I guess Southern cities can get more bike friendly after all.
When I wrote about Atlanta mandating new construction be "electric vehicle ready," I argued that while bike- and pedestrian-friendly cities are optimal, that revolution feels a long way off in many cities in the South.
No sooner had I written that, however, than I heard that my own town—Durham, North Carolina—is launching not one, but two, different dock-less bike share programs starting this Monday. According to the press release from the city, the rollout will initially see 300 bikes deployed, with more to come soon. The bikes, operated privately by SPIN and LimeBike, have a built-in lock and GPS, and can be accessed via a smartphone app, meaning they can be left anywhere in the city without the need for a traditional "dock" or bike-share stand. Access cards for riders without smartphones or a credit card will also be available from city hall and from the transportation center at the main bus depot. The cost is said to be around $1 per half hour.It all sounds pretty neat, and offers a nimble, low cost way for cities to get in on the bike share trend. Here's how the city's press release explained the rationale:
"According to Poole, one of the main benefits of dockless bike share is that it operates with no investment from the City. After numerous bike share companies expressed an interest in operating in Durham, the City’s Transportation Department recommended developing a permit process for dockless bike share operation. The City Council approved an ordinance last month establishing a permit process and two companies – LimeBike and Spin − have now been approved."

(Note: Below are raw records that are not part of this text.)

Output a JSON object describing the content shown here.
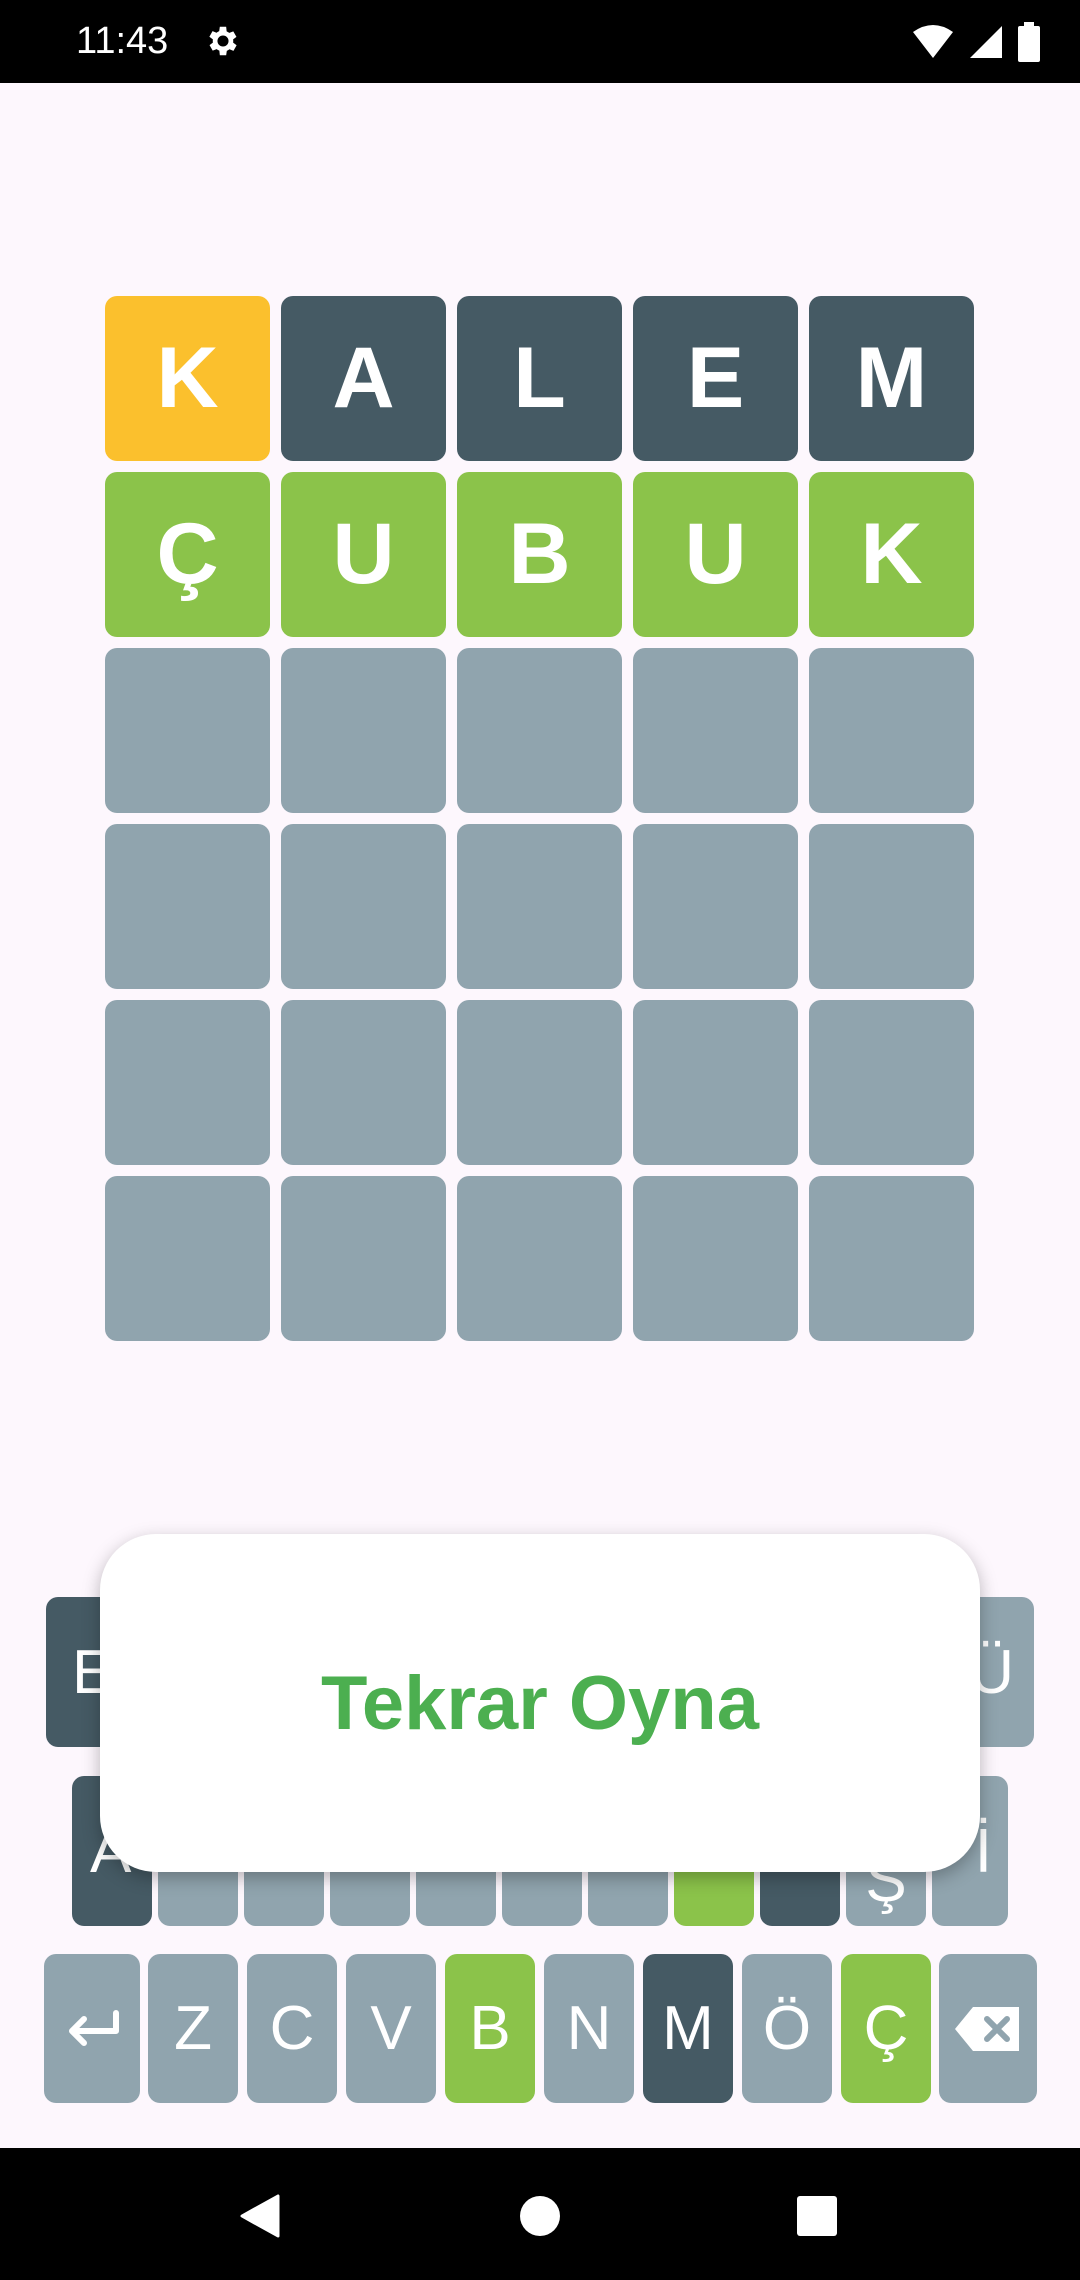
{
  "status_bar": {
    "time": "11:43"
  },
  "board": {
    "rows": [
      {
        "letters": [
          "K",
          "A",
          "L",
          "E",
          "M"
        ],
        "states": [
          "yellow",
          "dark",
          "dark",
          "dark",
          "dark"
        ]
      },
      {
        "letters": [
          "Ç",
          "U",
          "B",
          "U",
          "K"
        ],
        "states": [
          "green",
          "green",
          "green",
          "green",
          "green"
        ]
      },
      {
        "letters": [
          "",
          "",
          "",
          "",
          ""
        ],
        "states": [
          "empty",
          "empty",
          "empty",
          "empty",
          "empty"
        ]
      },
      {
        "letters": [
          "",
          "",
          "",
          "",
          ""
        ],
        "states": [
          "empty",
          "empty",
          "empty",
          "empty",
          "empty"
        ]
      },
      {
        "letters": [
          "",
          "",
          "",
          "",
          ""
        ],
        "states": [
          "empty",
          "empty",
          "empty",
          "empty",
          "empty"
        ]
      },
      {
        "letters": [
          "",
          "",
          "",
          "",
          ""
        ],
        "states": [
          "empty",
          "empty",
          "empty",
          "empty",
          "empty"
        ]
      }
    ]
  },
  "keyboard": {
    "row1_visible": {
      "left": "E",
      "right": "Ü"
    },
    "row2_visible": {
      "left": "A",
      "right": "İ",
      "partial": "Ş"
    },
    "row3": [
      "Z",
      "C",
      "V",
      "B",
      "N",
      "M",
      "Ö",
      "Ç"
    ],
    "row3_states": [
      "gray",
      "gray",
      "gray",
      "green",
      "gray",
      "dark",
      "gray",
      "green"
    ],
    "enter_icon": "enter-icon",
    "backspace_icon": "backspace-icon"
  },
  "dialog": {
    "button_label": "Tekrar Oyna"
  },
  "colors": {
    "yellow": "#fbc02d",
    "dark": "#455a64",
    "green": "#8bc34a",
    "empty": "#90a4ae",
    "accent": "#4caf50"
  }
}
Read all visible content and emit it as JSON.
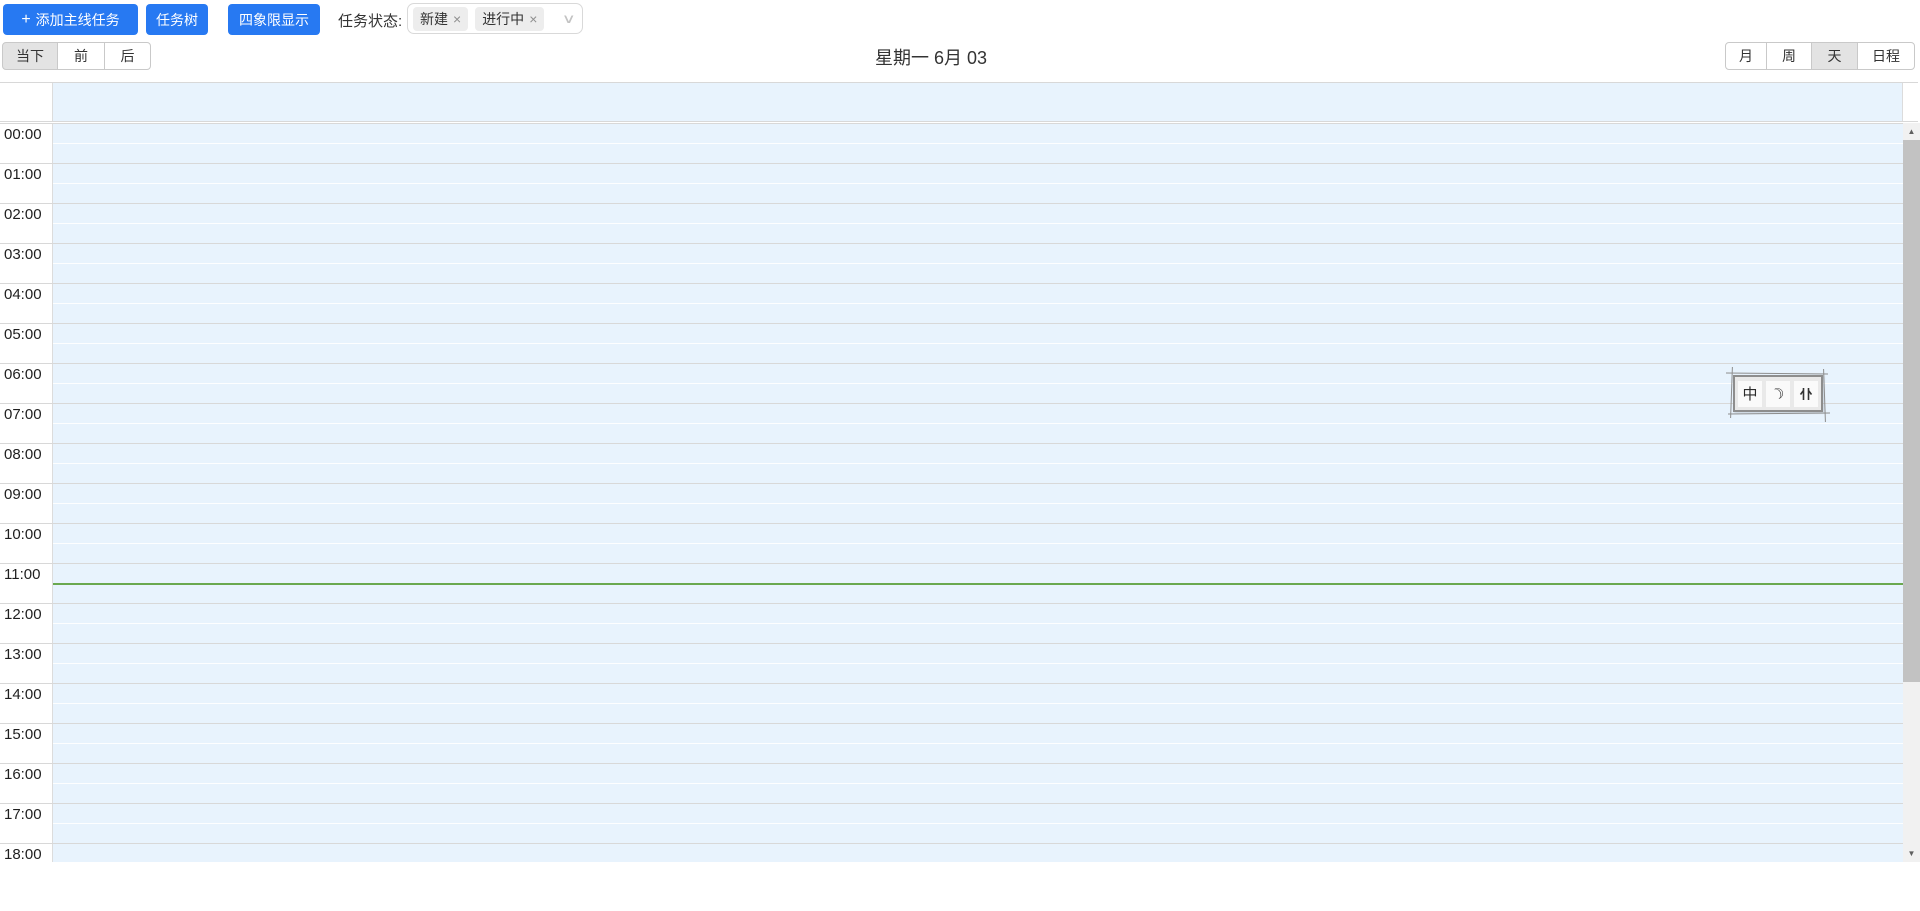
{
  "colors": {
    "accent_blue": "#2779f2",
    "grid_background": "#e8f3fd",
    "now_line": "#6aa84f",
    "hour_line": "#d8d8d8",
    "active_button_bg": "#e3e3e3"
  },
  "toolbar": {
    "plus_icon": "+",
    "add_main_task_label": "添加主线任务",
    "task_tree_label": "任务树",
    "quadrant_view_label": "四象限显示",
    "status_label": "任务状态:",
    "status_tags": [
      {
        "label": "新建"
      },
      {
        "label": "进行中"
      }
    ],
    "tag_close_icon": "×",
    "dropdown_icon": "∨"
  },
  "nav": {
    "today_label": "当下",
    "prev_label": "前",
    "next_label": "后",
    "title": "星期一 6月 03",
    "views": [
      {
        "label": "月",
        "active": false
      },
      {
        "label": "周",
        "active": false
      },
      {
        "label": "天",
        "active": true
      },
      {
        "label": "日程",
        "active": false
      }
    ]
  },
  "calendar": {
    "slots": [
      "00:00",
      "01:00",
      "02:00",
      "03:00",
      "04:00",
      "05:00",
      "06:00",
      "07:00",
      "08:00",
      "09:00",
      "10:00",
      "11:00",
      "12:00",
      "13:00",
      "14:00",
      "15:00",
      "16:00",
      "17:00",
      "18:00"
    ]
  },
  "ime_bar": {
    "mode_label": "中",
    "moon_icon": "☽"
  },
  "scrollbar": {
    "up_icon": "▲",
    "down_icon": "▼"
  }
}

As a Durham resident, I must say I'm delighted. While I have my own bike, I also occasionally take the free bus that runs east-west across the city, but then end up having to walk to wherever I have my meeting. These programs—if rolled out with enough capacity—should offer a convenient way to extend that journey.
I'll report back once I get a chance to use it.